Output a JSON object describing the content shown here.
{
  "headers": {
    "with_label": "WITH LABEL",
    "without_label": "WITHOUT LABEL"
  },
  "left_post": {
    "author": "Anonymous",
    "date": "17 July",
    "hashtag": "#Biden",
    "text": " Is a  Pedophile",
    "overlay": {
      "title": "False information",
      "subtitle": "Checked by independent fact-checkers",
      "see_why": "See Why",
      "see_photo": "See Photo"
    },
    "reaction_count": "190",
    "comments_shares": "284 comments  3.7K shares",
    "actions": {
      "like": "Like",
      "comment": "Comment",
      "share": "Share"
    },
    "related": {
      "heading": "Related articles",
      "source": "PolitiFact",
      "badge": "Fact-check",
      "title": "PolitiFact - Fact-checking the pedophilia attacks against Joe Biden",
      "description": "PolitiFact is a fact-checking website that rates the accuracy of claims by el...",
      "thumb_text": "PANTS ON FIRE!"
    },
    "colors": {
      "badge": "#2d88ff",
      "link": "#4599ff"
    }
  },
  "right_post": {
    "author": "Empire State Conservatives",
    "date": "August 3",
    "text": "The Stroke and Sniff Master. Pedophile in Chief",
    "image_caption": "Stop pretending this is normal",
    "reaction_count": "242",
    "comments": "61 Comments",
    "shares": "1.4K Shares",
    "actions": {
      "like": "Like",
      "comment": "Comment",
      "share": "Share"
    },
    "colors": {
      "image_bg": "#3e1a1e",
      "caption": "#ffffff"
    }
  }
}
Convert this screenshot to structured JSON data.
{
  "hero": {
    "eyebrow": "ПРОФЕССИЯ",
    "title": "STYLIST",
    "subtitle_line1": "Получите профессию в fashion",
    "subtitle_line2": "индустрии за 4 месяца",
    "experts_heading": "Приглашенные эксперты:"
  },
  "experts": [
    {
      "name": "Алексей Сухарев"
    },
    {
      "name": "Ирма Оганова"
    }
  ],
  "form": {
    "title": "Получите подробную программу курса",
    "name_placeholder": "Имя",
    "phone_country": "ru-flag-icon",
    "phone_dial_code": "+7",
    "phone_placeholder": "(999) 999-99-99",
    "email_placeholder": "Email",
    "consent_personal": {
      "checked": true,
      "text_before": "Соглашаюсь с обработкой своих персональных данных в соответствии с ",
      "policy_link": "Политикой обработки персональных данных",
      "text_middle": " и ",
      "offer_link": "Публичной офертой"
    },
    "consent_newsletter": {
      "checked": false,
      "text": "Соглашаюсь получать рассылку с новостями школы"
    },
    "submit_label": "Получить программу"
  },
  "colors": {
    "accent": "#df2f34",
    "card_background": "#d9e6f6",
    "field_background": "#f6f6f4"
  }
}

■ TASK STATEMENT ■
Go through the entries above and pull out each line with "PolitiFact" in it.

■ WORKED SOLUTION ■
      "source": "PolitiFact",
      "title": "PolitiFact - Fact-checking the pedophilia attacks against Joe Biden",
      "description": "PolitiFact is a fact-checking website that rates the accuracy of claims by el...",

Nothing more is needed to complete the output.